Safe Routes is on the same sort of mission and its website seems to be loaded with great ideas for how to get the PTA involved, and what to say to skeptics, and how to get the school on your side. And if the local problem is a lack of crossing guards, or whatever, the organization is also game to help walk a district through the red tape it takes to get some grant money to fix the problem. And, just like Take Our Children to the Park Day, Safe Routes sponsors Walk to School Day (coming up in October).

Our shared goal? To re-introduce kids into the world,  sort of the way we’ve done with Peregrine falcons. They may have been bred in captivity, but a future awaits when they can soar. — Lenore

What Might Happen If You Let Your Kid Play Outside, Alone?

Hi Readers! In response to my downer about dealing with a tsunami of media “What If?”s, here’s one woman’s note answer to: What happens when you, with some slight hesitation, let your child go outside on her own?

Dear Lenore: I understand your anxiety, and can only join the chorus of those saying please, please don’t give up.  Your book has SIGNIFICANTLY changed our family for the better, and we were already what I called “half-range” to begin with!

My daughter (10) has been riding her bike to school for a month now, with buddies, but no adult.  It started out with just her wanting to and me saying yes, which traveled through the grapevine and triggered a flood of calls from the other moms.  “Are you REALLY allowing this?  Are you nuts?  What if this/that?  But but but…”  And many conversations and several holes bitten through my tongue later, we have 4 regular riders and many more that, although they aren’t allowed on the school ride, are allowed a wider radius of the neighborhood for riding.

The whole pack of them roam the neighborhood after school and on the weekends, with no adults around.  They’re all still alive and well, some of the moms have relaxed and seen the light, and the kids have met many neighbors they didn’t know at all before.  One elderly neighbor has been given the nickname “Candy Man” because when he sees the pack of them go by, he goes out to the street with a big bag of candy and lets them each choose one.  (Needless to say, they looooove the Candy Man!)  Another one has a dachshund they just adore, so they’ll go up and ask if they can “borrow” her dog to pet for a while.  Sometimes they’ll show up en masse at another kids house, grab the family dog, and take it for a walk (you haven’t lived until you’ve seen 8 kids walking 1 dog).
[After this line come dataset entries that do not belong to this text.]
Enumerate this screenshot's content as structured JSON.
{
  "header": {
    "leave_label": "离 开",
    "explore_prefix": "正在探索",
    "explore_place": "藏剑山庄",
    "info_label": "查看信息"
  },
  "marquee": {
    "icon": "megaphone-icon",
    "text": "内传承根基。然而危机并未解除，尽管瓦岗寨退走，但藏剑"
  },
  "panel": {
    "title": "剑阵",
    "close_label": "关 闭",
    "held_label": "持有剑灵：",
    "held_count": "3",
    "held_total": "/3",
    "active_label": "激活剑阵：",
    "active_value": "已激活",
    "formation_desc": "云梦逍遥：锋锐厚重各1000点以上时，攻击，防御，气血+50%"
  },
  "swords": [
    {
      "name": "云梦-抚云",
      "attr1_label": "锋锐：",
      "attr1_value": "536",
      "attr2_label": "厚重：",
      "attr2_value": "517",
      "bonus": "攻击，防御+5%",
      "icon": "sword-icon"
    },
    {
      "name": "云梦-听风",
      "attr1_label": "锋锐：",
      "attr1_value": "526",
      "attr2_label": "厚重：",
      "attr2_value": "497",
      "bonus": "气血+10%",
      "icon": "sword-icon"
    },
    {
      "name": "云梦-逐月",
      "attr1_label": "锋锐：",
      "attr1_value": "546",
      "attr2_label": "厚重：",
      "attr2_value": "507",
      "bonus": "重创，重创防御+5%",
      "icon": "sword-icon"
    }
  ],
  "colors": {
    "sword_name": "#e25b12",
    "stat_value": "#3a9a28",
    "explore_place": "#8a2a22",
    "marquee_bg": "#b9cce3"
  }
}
Without your book and this site, I don’t know that I would have allowed the school ride.  And look what it started!  I won’t be taking my daughter to the park and leaving her there on Saturday.  I’ll be telling her to get on her bike and GO to the park and hang out with her buddies, and be home when the street lights come on!  (Meanwhile, I’ll be leisurely reading on the couch!) — A Free-Range Mom